A palisander and satinwood cross banded and brass mounted sofa table. English, circa 1820. With a double hinged rectangular top with rounded corners above a pair of frieze drawers with circular brass drop handles. With twin end supports tied by an arched stretcher on four down swept legs and cast brass castors. bearing the trade label of Frank Partridge Founded in 1900 by the present Frank Partridge’s great grandfather, the business opened a gallery almost opposite Christie’s in King Street, dealing in the very finest English and French furniture and Chinese porcelain. When these premises were bombed in 1939 Frank Partridge Snr moved his business to the famous “Partridge” building opposite Sotheby’s in New Bond Street and in circa 1912 opened a shop in New York, on Fifth Avenue. During this period, Partridge’s received the Royal Warrant as Purveyors of Fine Art to Queen Mary, a frequent visitor to the gallery. Records in the archive of the Burrell Collection show that one of Partridge's earliest customers was the great art collector, William Hesketh Lever (1851-1925) the first Lord Leverhulme. Lord Lever (as he later became known) purchased Chinese porcelain and furniture from Partridge for over twenty years. Another important early client was Philip Kerr, the 11th Marquess of Lothian. Lord Lothian and Partridge were friends and he helped to furnish Blickling hall in the 1930s.

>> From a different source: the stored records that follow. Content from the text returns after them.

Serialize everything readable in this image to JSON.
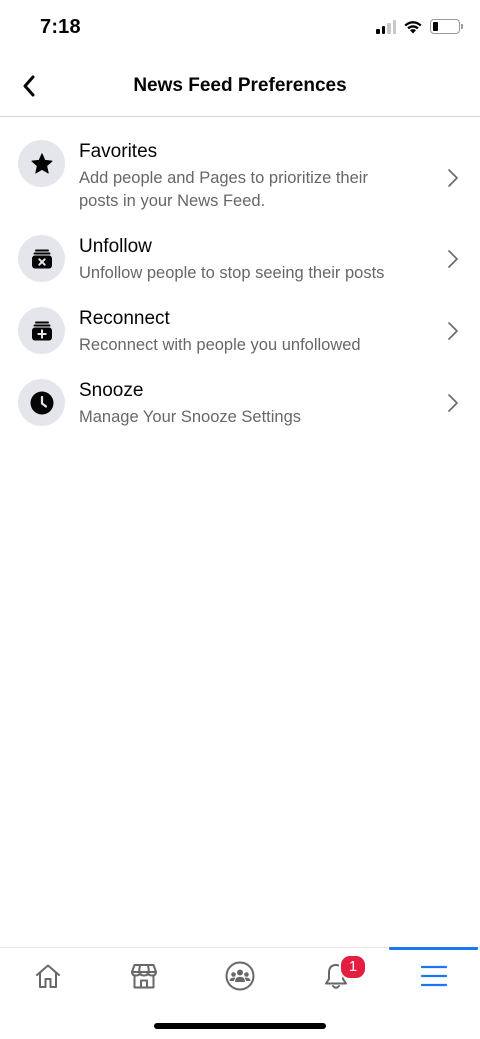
{
  "status_bar": {
    "time": "7:18",
    "signal_icon": "cellular-signal-icon",
    "wifi_icon": "wifi-icon",
    "battery_icon": "battery-icon",
    "battery_level": 0.2
  },
  "header": {
    "title": "News Feed Preferences",
    "back_icon": "chevron-left-icon"
  },
  "preferences": [
    {
      "title": "Favorites",
      "description": "Add people and Pages to prioritize their posts in your News Feed.",
      "icon": "star-icon"
    },
    {
      "title": "Unfollow",
      "description": "Unfollow people to stop seeing their posts",
      "icon": "unfollow-inbox-icon"
    },
    {
      "title": "Reconnect",
      "description": "Reconnect with people you unfollowed",
      "icon": "reconnect-inbox-icon"
    },
    {
      "title": "Snooze",
      "description": "Manage Your Snooze Settings",
      "icon": "clock-icon"
    }
  ],
  "tab_bar": {
    "tabs": [
      {
        "name": "home",
        "icon": "home-icon"
      },
      {
        "name": "marketplace",
        "icon": "marketplace-icon"
      },
      {
        "name": "groups",
        "icon": "groups-icon"
      },
      {
        "name": "notifications",
        "icon": "bell-icon",
        "badge": "1"
      },
      {
        "name": "menu",
        "icon": "hamburger-menu-icon",
        "active": true
      }
    ]
  },
  "colors": {
    "accent": "#1877f2",
    "badge": "#e41e3f",
    "icon_circle": "#e4e6eb",
    "secondary_text": "#65676b"
  }
}
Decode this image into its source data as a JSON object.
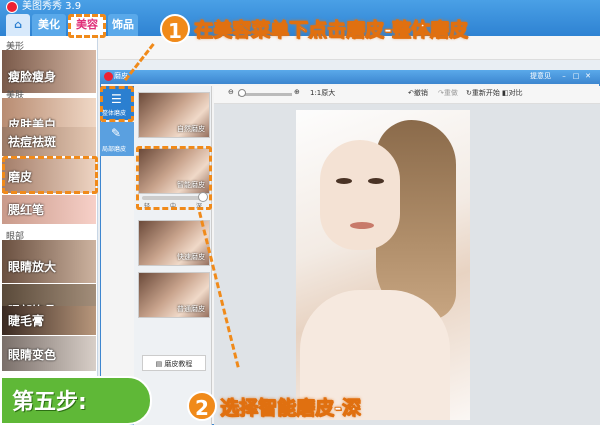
{
  "app": {
    "title": "美图秀秀 3.9"
  },
  "nav_tabs": [
    "美化",
    "美容",
    "饰品"
  ],
  "left_panel": {
    "sections": {
      "shape": "美形",
      "skin": "美肤",
      "eyes": "眼部"
    },
    "tools": [
      "瘦脸瘦身",
      "皮肤美白",
      "祛痘祛斑",
      "磨皮",
      "腮红笔",
      "眼睛放大",
      "眼部饰品",
      "睫毛膏",
      "眼睛变色"
    ]
  },
  "dialog": {
    "title": "磨皮",
    "feedback": "提意见",
    "side_tabs": [
      "整体磨皮",
      "局部磨皮"
    ],
    "effects": [
      "自然磨皮",
      "智能磨皮",
      "快速磨皮",
      "普通磨皮"
    ],
    "depth_levels": [
      "轻",
      "中",
      "深"
    ],
    "depth_value": "深",
    "tutorial_button": "磨皮教程",
    "toolbar": {
      "original_size": "1:1原大",
      "undo": "撤销",
      "redo": "重做",
      "reset": "重新开始",
      "compare": "对比"
    }
  },
  "annotations": {
    "step1": {
      "number": "1",
      "text": "在美容菜单下点击磨皮-整体磨皮"
    },
    "step2": {
      "number": "2",
      "text": "选择智能磨皮-深"
    },
    "banner": "第五步:"
  },
  "colors": {
    "accent": "#f08a1a",
    "banner": "#5fb837",
    "title_bar": "#2b7fd0"
  }
}
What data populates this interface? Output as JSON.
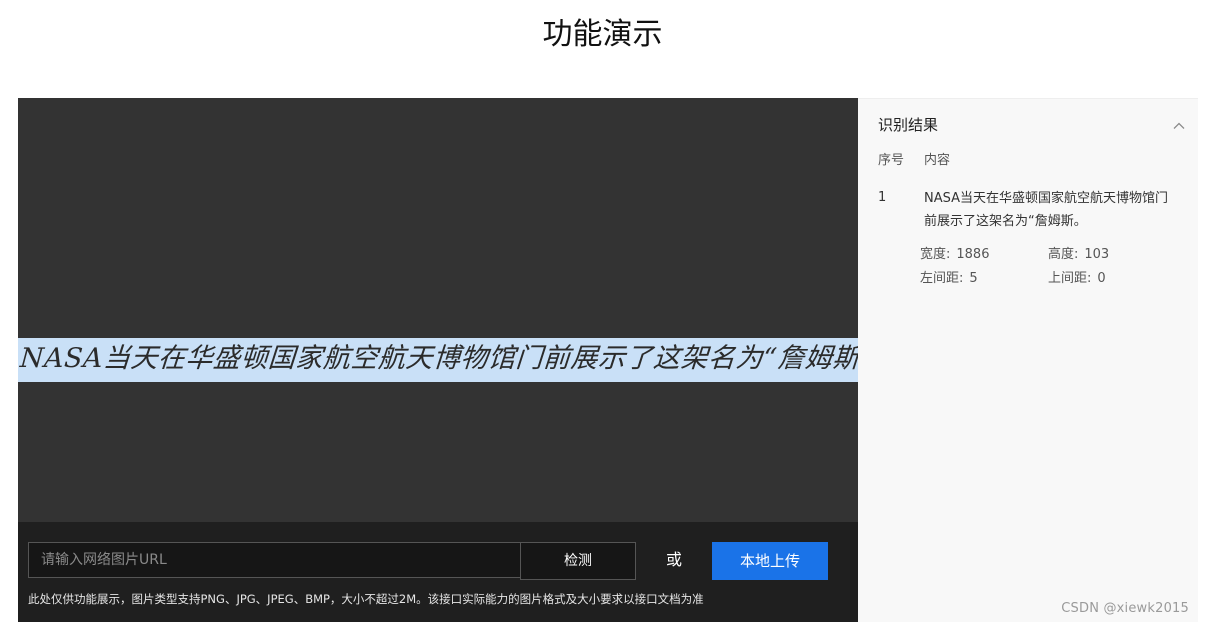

Part of the Lothian Collection. The hall and contents were bequeathed to the National Trust by Philip, 11th Marquess of Lothian (1882-1940).